WORK ITEM:
Would you return the complete listing below word for word?

#####

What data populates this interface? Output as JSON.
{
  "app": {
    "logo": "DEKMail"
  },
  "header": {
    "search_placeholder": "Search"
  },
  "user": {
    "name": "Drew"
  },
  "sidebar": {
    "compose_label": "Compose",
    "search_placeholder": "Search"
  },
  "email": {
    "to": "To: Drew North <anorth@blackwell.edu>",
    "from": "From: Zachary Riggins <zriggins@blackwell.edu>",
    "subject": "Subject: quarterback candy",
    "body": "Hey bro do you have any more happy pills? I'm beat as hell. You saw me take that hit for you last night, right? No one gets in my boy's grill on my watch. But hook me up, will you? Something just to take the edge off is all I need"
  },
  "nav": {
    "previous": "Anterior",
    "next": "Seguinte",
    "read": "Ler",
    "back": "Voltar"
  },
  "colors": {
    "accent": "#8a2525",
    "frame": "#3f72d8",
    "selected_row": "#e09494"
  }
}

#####

PROBLEM SOLUTION:
What data populates this interface? Output as JSON.
{
  "app": {
    "logo": "DEKMail"
  },
  "header": {
    "search_placeholder": "Search"
  },
  "user": {
    "name": "Drew"
  },
  "sidebar": {
    "compose_label": "Compose",
    "search_placeholder": "Search"
  },
  "email": {
    "to": "To: Drew North <anorth@blackwell.edu>",
    "from": "From: Zachary Riggins <zriggins@blackwell.edu>",
    "subject": "Subject: quarterback candy",
    "body": "Hey bro do you have any more happy pills? I'm beat as hell. You saw me take that hit for you last night, right? No one gets in my boy's grill on my watch. But hook me up, will you? Something just to take the edge off is all I need"
  },
  "nav": {
    "previous": "Anterior",
    "next": "Seguinte",
    "read": "Ler",
    "back": "Voltar"
  },
  "colors": {
    "accent": "#8a2525",
    "frame": "#3f72d8",
    "selected_row": "#e09494"
  }
}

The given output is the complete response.